Every record is to be copied unchanged, except that its pictures are removed.

DATASET ENTRIES Block Start

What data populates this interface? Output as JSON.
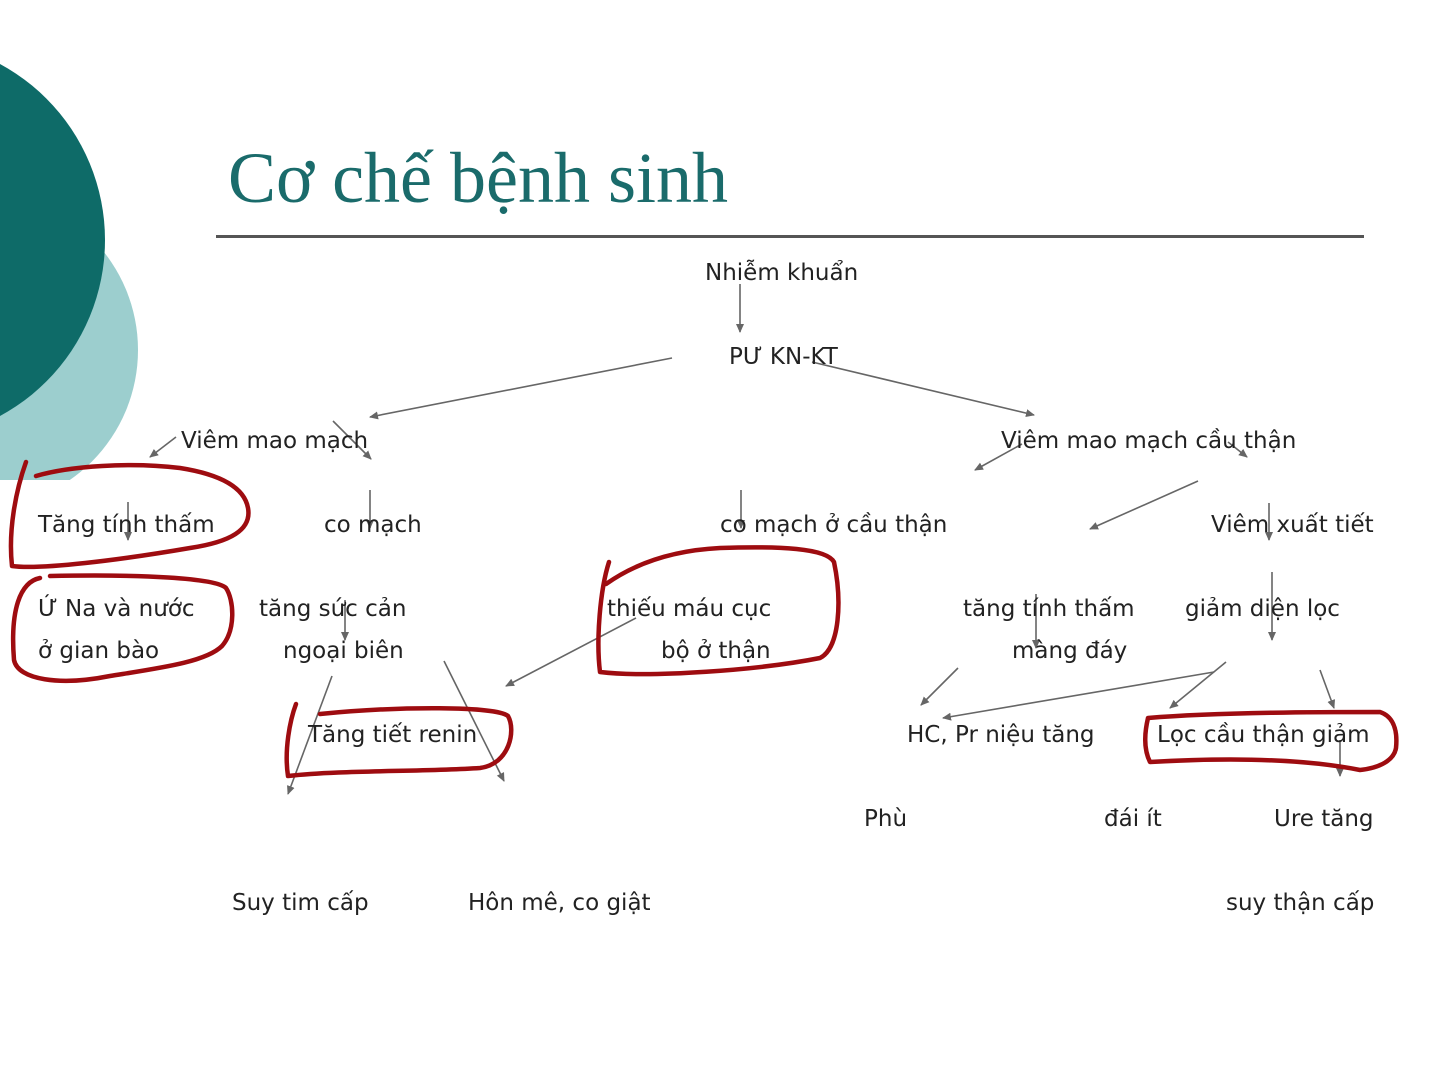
{
  "title": "Cơ chế bệnh sinh",
  "colors": {
    "title": "#1a6b6b",
    "circle_dark": "#0e6b68",
    "circle_light": "#9ccece",
    "arrow": "#666666",
    "annotation": "#9e0c10"
  },
  "nodes": {
    "infection": "Nhiễm khuẩn",
    "immune_reaction": "PƯ KN-KT",
    "capillaritis": "Viêm mao mạch",
    "glomerular_capillaritis": "Viêm mao mạch cầu thận",
    "increased_permeability": "Tăng tính thấm",
    "vasoconstriction": "co mạch",
    "glomerular_vasoconstriction": "co mạch ở cầu thận",
    "exudative_inflammation": "Viêm xuất tiết",
    "na_water_retention_line1": "Ứ Na và nước",
    "na_water_retention_line2": "ở gian bào",
    "increased_resistance_line1": "tăng sức cản",
    "increased_resistance_line2": "ngoại biên",
    "local_ischemia_line1": "thiếu máu cục",
    "local_ischemia_line2": "bộ ở thận",
    "membrane_permeability_line1": "tăng tính thấm",
    "membrane_permeability_line2": "màng đáy",
    "reduced_filtration_area": "giảm diện lọc",
    "increased_renin": "Tăng tiết renin",
    "hematuria_proteinuria": "HC, Pr niệu tăng",
    "reduced_gfr": "Lọc cầu thận giảm",
    "edema": "Phù",
    "oliguria": "đái ít",
    "urea_increase": "Ure tăng",
    "acute_heart_failure": "Suy tim cấp",
    "coma_seizure": "Hôn mê, co giật",
    "acute_renal_failure": "suy thận cấp"
  }
}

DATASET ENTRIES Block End

**RESULT OF THIS TASK**
What data populates this interface? Output as JSON.
{
  "title": "Cơ chế bệnh sinh",
  "colors": {
    "title": "#1a6b6b",
    "circle_dark": "#0e6b68",
    "circle_light": "#9ccece",
    "arrow": "#666666",
    "annotation": "#9e0c10"
  },
  "nodes": {
    "infection": "Nhiễm khuẩn",
    "immune_reaction": "PƯ KN-KT",
    "capillaritis": "Viêm mao mạch",
    "glomerular_capillaritis": "Viêm mao mạch cầu thận",
    "increased_permeability": "Tăng tính thấm",
    "vasoconstriction": "co mạch",
    "glomerular_vasoconstriction": "co mạch ở cầu thận",
    "exudative_inflammation": "Viêm xuất tiết",
    "na_water_retention_line1": "Ứ Na và nước",
    "na_water_retention_line2": "ở gian bào",
    "increased_resistance_line1": "tăng sức cản",
    "increased_resistance_line2": "ngoại biên",
    "local_ischemia_line1": "thiếu máu cục",
    "local_ischemia_line2": "bộ ở thận",
    "membrane_permeability_line1": "tăng tính thấm",
    "membrane_permeability_line2": "màng đáy",
    "reduced_filtration_area": "giảm diện lọc",
    "increased_renin": "Tăng tiết renin",
    "hematuria_proteinuria": "HC, Pr niệu tăng",
    "reduced_gfr": "Lọc cầu thận giảm",
    "edema": "Phù",
    "oliguria": "đái ít",
    "urea_increase": "Ure tăng",
    "acute_heart_failure": "Suy tim cấp",
    "coma_seizure": "Hôn mê, co giật",
    "acute_renal_failure": "suy thận cấp"
  }
}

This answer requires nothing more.